Brian Hanson unlocks a padlock on a chain-link fence surrounding a vacant industrial building that has seen better days. The small, weed-choked yard butts up against a busy section of Canadian Pacific Railway Ltd.'s main line. Calgary's skyscrapers hover on the horizon just a few kilometres away.
Stepping over a pile of burned wood, Mr. Hanson, the vice-president of Smithbilt Hats Inc., which makes Calgary's iconic white cowboy hats opens a door next to a broken window. Inside, however, the building's construction has stood the test of time. His boots thud softly on a floor of 2-by-10 fir planks, laid together on edge.
"This is as strong a floor as you could ever have," he says, his black cowboy hat blending into the gloom.
Built in 1914 by flour and feed merchant Thomas Fletcher, the structure used to include a 75-foot grain elevator, before it burned down in 1963. The remainder of the building has been sitting idle and empty for years in Inglewood, Calgary's oldest neighbourhood.
However, where some might see a derelict warehouse, Mr. Hanson sees potential.
"That's where the boardroom will be, where that old loading dock is jutting out." He points outside. "And that will be a deck."
Smithbilt has existed almost as long as the Fletcher Building. Established in 1919, the company is best known for producing the white cowboy hat that symbolizes Calgary's western hospitality. Visiting dignitaries including the Duchess of Cambridge and the Dalai Lama have worn them. Smithbilt hats are also used regularly in films and television productions, including Unforgiven and Hell On Wheels.

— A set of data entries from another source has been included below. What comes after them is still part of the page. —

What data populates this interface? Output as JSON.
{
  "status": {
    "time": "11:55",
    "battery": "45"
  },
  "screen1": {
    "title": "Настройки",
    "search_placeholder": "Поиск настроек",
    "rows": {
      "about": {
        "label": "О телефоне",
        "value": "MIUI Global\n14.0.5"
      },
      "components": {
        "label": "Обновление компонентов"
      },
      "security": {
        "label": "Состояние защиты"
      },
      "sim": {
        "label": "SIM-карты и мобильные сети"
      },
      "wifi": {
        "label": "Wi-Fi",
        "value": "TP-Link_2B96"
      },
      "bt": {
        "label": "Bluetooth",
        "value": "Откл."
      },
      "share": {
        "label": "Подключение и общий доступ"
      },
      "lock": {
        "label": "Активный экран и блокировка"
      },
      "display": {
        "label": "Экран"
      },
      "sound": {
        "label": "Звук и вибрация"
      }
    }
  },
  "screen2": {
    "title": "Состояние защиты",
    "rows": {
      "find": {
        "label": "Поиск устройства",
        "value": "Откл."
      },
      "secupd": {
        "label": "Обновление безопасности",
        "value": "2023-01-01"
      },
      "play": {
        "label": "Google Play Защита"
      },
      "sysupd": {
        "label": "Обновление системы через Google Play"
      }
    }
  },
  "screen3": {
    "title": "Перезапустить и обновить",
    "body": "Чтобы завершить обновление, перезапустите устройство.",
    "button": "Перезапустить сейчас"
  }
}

"We're still making them the way they did 100 years ago," says Mr. Hanson, who assembles most of the company's beaver felt hats himself.
"There are not many things left that are handmade in Canada, but we're one of them."
With yearly sales of 60,000 hats, Smithbilt has outgrown its current building, a combination of retail and factory space. In May, 2014, the company bought the Fletcher Building, with renovation plans that include expanded retail space and an industrial kitchen, to accommodate catered hat-making tours. Originally slated to be open in time for this year's Stampede, construction has yet to begin.
"Everything takes longer than you think," Mr. Hanson says. "Permits take a long time to start with, but now they're being extra careful."
Mr. Hanson is referring to the City of Calgary. The planning department is adjusting to railway safety concerns, highlighted by the 2013 Lac-Mégantic disaster that killed 47 people. Last year, the Federation of Canadian Municipalities recommended a 30-metre setback standard for development along urban rail corridors, but Calgary has yet to determine an official policy.
"We've been trying to wrap our heads around how we'd employ that setback here," Calgary City Manager Jeff Fielding says. "Today, it's a one-off with each individual property."
Mr. Fielding, who was the city manager in Burlington, Ont., during a 2012 Via Rail train derailment that killed three people, says the planning department is still reviewing how to mitigate risk while balancing business concerns.
"In Calgary, we've waited years and years to have development interest adjacent to our rail lines. There are billions of dollars worth of value at risk in terms of how we apply a strategy on a setback requirement. Those are things we're going to have to discuss. Certainly it's going to end up at council, and I expect it's going to have to be a community consultation."
Development of pre-existing structures, especially historic ones like the Fletcher Building, could have different requirements than new projects.
"I don't think you're going to see one-size-fits-all policy," Mr. Fielding says. "There's a variety of different ways that you could use things like crash walls and separation spaces for safety. We're not going to be knocking buildings down."
In the meantime, Smithbilt's construction plans for the Fletcher Building are still under review.
Special to The Globe and Mail